Assignment: Please filter the listing for the string "text" and copy each matching line.

= = = = = = =

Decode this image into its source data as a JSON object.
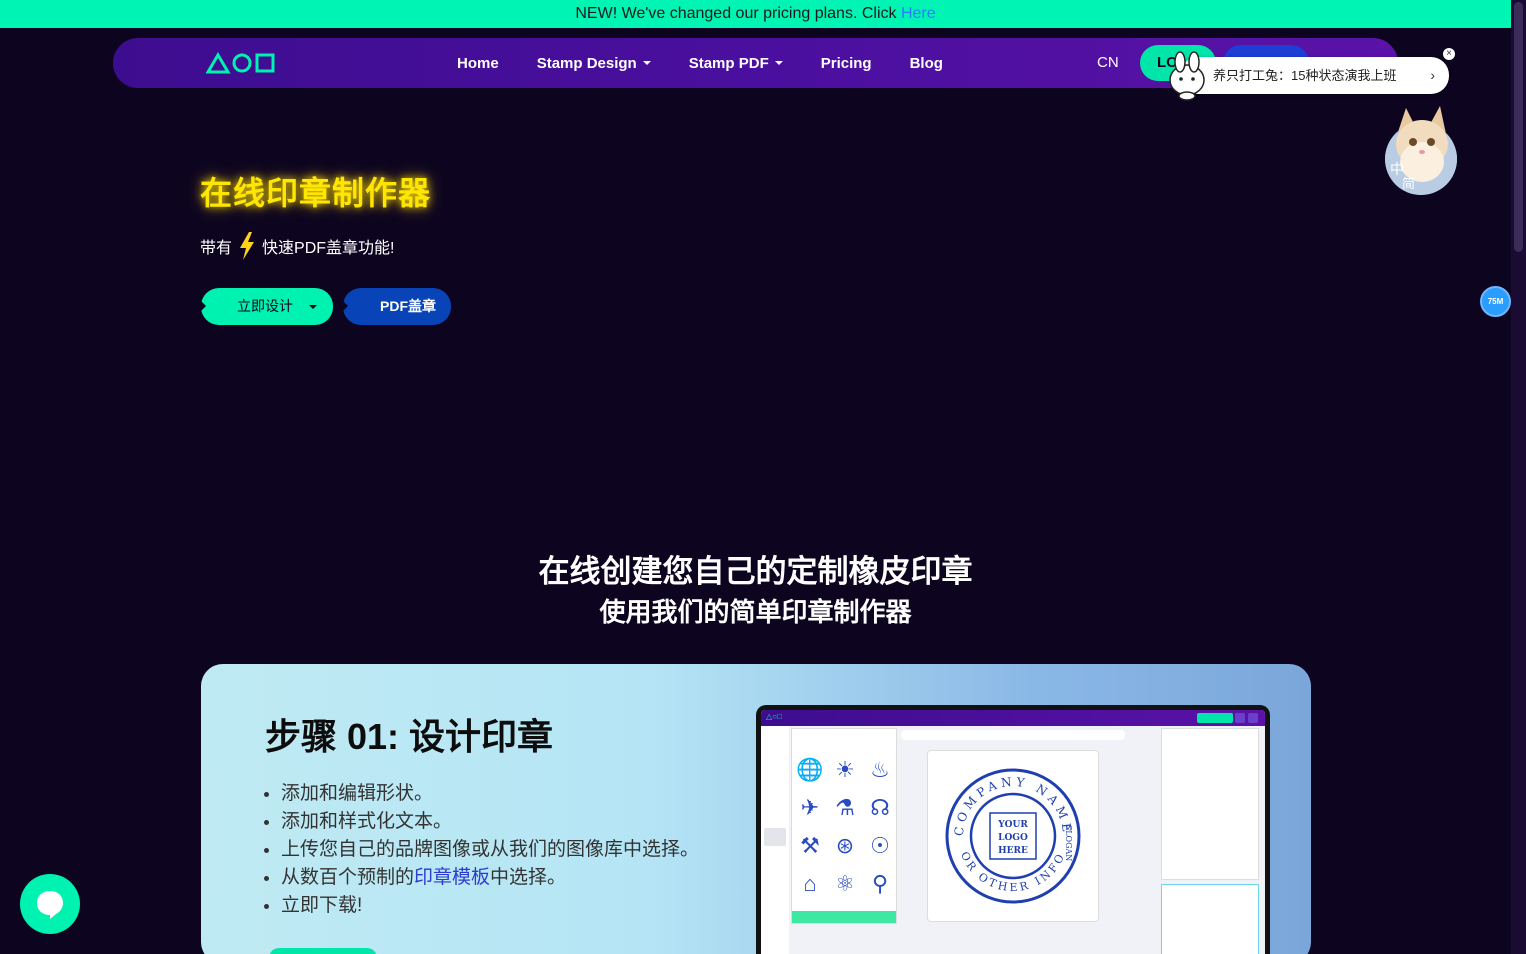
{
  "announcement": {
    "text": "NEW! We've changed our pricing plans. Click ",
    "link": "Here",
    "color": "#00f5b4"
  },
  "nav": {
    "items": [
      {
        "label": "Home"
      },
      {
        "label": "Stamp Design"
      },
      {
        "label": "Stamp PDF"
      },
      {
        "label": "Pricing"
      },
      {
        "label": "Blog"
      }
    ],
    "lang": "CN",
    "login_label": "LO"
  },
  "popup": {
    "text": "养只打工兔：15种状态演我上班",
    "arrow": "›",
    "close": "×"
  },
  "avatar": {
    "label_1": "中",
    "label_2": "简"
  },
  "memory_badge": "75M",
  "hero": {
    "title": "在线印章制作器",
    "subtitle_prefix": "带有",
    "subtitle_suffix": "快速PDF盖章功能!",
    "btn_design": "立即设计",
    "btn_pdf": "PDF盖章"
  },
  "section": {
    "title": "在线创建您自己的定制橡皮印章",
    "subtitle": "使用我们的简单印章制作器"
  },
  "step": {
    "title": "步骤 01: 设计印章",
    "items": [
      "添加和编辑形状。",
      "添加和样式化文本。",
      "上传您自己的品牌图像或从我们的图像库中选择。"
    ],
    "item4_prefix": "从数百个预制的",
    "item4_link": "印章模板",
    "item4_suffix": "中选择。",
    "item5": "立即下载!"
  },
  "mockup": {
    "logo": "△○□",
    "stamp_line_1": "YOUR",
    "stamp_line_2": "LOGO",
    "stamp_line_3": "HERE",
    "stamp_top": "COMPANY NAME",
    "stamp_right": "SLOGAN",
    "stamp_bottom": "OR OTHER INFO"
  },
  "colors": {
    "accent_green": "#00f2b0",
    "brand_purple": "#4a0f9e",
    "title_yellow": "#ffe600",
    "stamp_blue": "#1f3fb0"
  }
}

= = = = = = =

Result:
    "text": "NEW! We've changed our pricing plans. Click ",
    "text": "养只打工兔：15种状态演我上班",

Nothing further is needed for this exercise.